→ **GIVEN INFORMATION**
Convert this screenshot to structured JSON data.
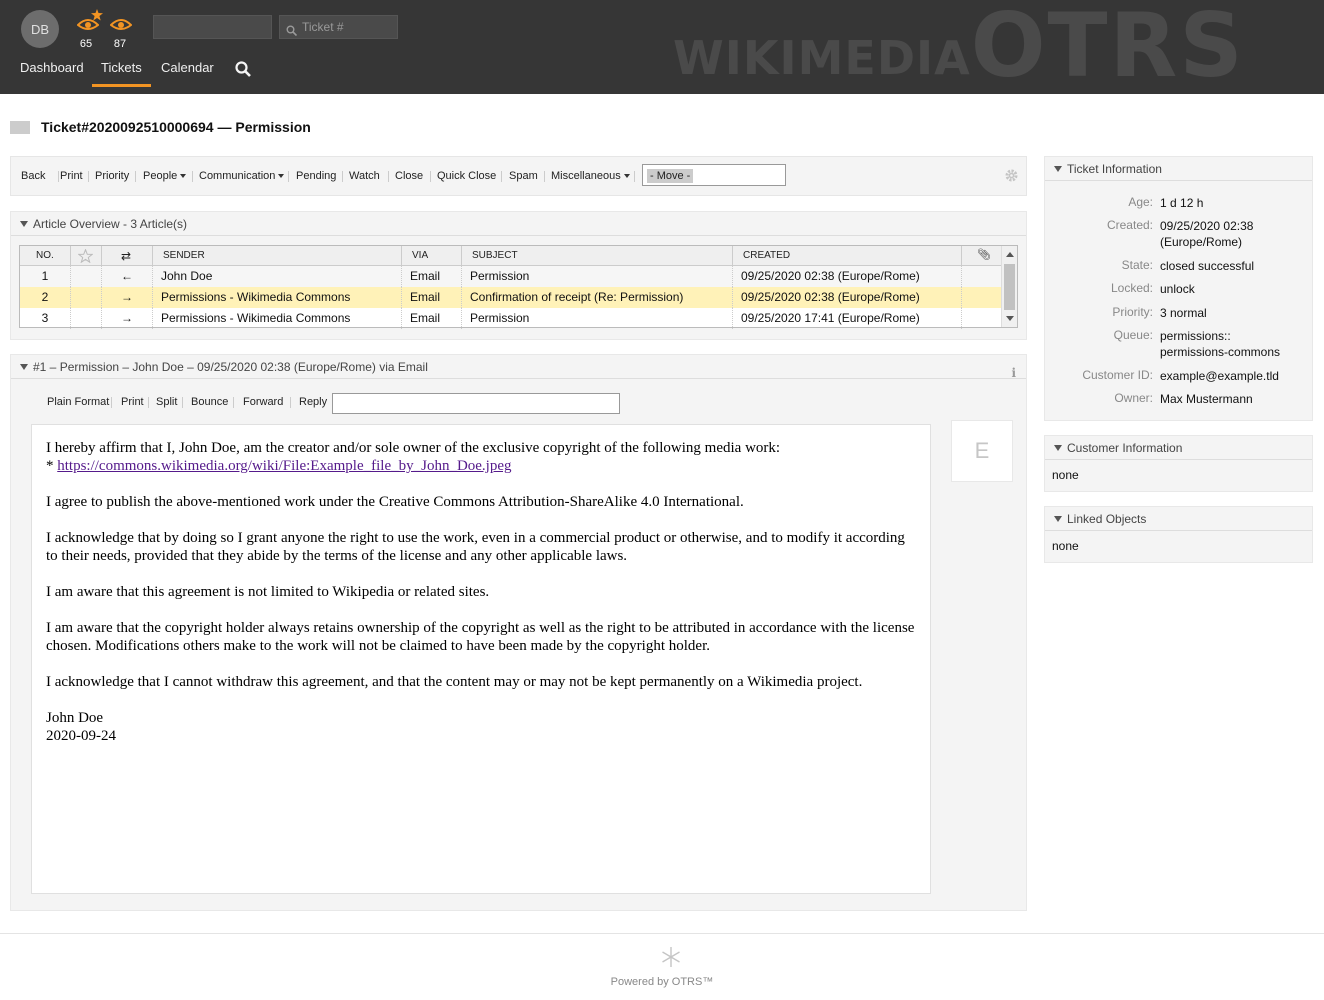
{
  "header": {
    "avatar_initials": "DB",
    "watch_counts": {
      "escalated": "65",
      "watched": "87"
    },
    "search_placeholder": "Ticket #",
    "nav": [
      "Dashboard",
      "Tickets",
      "Calendar"
    ],
    "active_nav": "Tickets",
    "brand_left": "WIKIMEDIA",
    "brand_right": "OTRS"
  },
  "ticket": {
    "title": "Ticket#2020092510000694 — Permission"
  },
  "actions": {
    "items": [
      "Back",
      "Print",
      "Priority",
      "People",
      "Communication",
      "Pending",
      "Watch",
      "Close",
      "Quick Close",
      "Spam",
      "Miscellaneous"
    ],
    "move_placeholder": "- Move -"
  },
  "article_overview": {
    "title": "Article Overview - 3 Article(s)",
    "columns": [
      "NO.",
      "",
      "",
      "SENDER",
      "VIA",
      "SUBJECT",
      "CREATED",
      ""
    ],
    "rows": [
      {
        "no": "1",
        "direction": "←",
        "sender": "John Doe",
        "via": "Email",
        "subject": "Permission",
        "created": "09/25/2020 02:38 (Europe/Rome)"
      },
      {
        "no": "2",
        "direction": "→",
        "sender": "Permissions - Wikimedia Commons",
        "via": "Email",
        "subject": "Confirmation of receipt (Re: Permission)",
        "created": "09/25/2020 02:38 (Europe/Rome)"
      },
      {
        "no": "3",
        "direction": "→",
        "sender": "Permissions - Wikimedia Commons",
        "via": "Email",
        "subject": "Permission",
        "created": "09/25/2020 17:41 (Europe/Rome)"
      }
    ]
  },
  "article": {
    "title": "#1 – Permission – John Doe – 09/25/2020 02:38 (Europe/Rome) via Email",
    "menu": [
      "Plain Format",
      "Print",
      "Split",
      "Bounce",
      "Forward",
      "Reply"
    ],
    "avatar_letter": "E",
    "body": {
      "line1": "I hereby affirm that I, John Doe, am the creator and/or sole owner of the exclusive copyright of the following media work:",
      "bullet": "* ",
      "link": "https://commons.wikimedia.org/wiki/File:Example_file_by_John_Doe.jpeg",
      "p2": "I agree to publish the above-mentioned work under the Creative Commons Attribution-ShareAlike 4.0 International.",
      "p3": "I acknowledge that by doing so I grant anyone the right to use the work, even in a commercial product or otherwise, and to modify it according to their needs, provided that they abide by the terms of the license and any other applicable laws.",
      "p4": "I am aware that this agreement is not limited to Wikipedia or related sites.",
      "p5": "I am aware that the copyright holder always retains ownership of the copyright as well as the right to be attributed in accordance with the license chosen. Modifications others make to the work will not be claimed to have been made by the copyright holder.",
      "p6": "I acknowledge that I cannot withdraw this agreement, and that the content may or may not be kept permanently on a Wikimedia project.",
      "sig_name": "John Doe",
      "sig_date": "2020-09-24"
    }
  },
  "ticket_info": {
    "title": "Ticket Information",
    "fields": [
      {
        "label": "Age:",
        "value": "1 d 12 h"
      },
      {
        "label": "Created:",
        "value": "09/25/2020 02:38 (Europe/Rome)"
      },
      {
        "label": "State:",
        "value": "closed successful"
      },
      {
        "label": "Locked:",
        "value": "unlock"
      },
      {
        "label": "Priority:",
        "value": "3 normal"
      },
      {
        "label": "Queue:",
        "value": "permissions:: permissions-commons"
      },
      {
        "label": "Customer ID:",
        "value": "example@example.tld"
      },
      {
        "label": "Owner:",
        "value": "Max Mustermann"
      }
    ]
  },
  "customer_info": {
    "title": "Customer Information",
    "value": "none"
  },
  "linked_objects": {
    "title": "Linked Objects",
    "value": "none"
  },
  "footer": {
    "text": "Powered by OTRS™"
  },
  "colors": {
    "header_bg": "#363636",
    "accent": "#f29423",
    "selected_row": "#fff2b8"
  },
  "icons": [
    "eye-escalated-icon",
    "eye-watched-icon",
    "search-icon",
    "star-icon",
    "direction-icon",
    "attachment-icon",
    "gear-icon",
    "info-icon",
    "otrs-snowflake-icon"
  ]
}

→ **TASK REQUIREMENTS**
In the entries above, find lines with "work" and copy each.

→ **EXPECTED OUTPUT**
      "line1": "I hereby affirm that I, John Doe, am the creator and/or sole owner of the exclusive copyright of the following media work:",
      "p2": "I agree to publish the above-mentioned work under the Creative Commons Attribution-ShareAlike 4.0 International.",
      "p3": "I acknowledge that by doing so I grant anyone the right to use the work, even in a commercial product or otherwise, and to modify it according to their needs, provided that they abide by the terms of the license and any other applicable laws.",
      "p5": "I am aware that the copyright holder always retains ownership of the copyright as well as the right to be attributed in accordance with the license chosen. Modifications others make to the work will not be claimed to have been made by the copyright holder.",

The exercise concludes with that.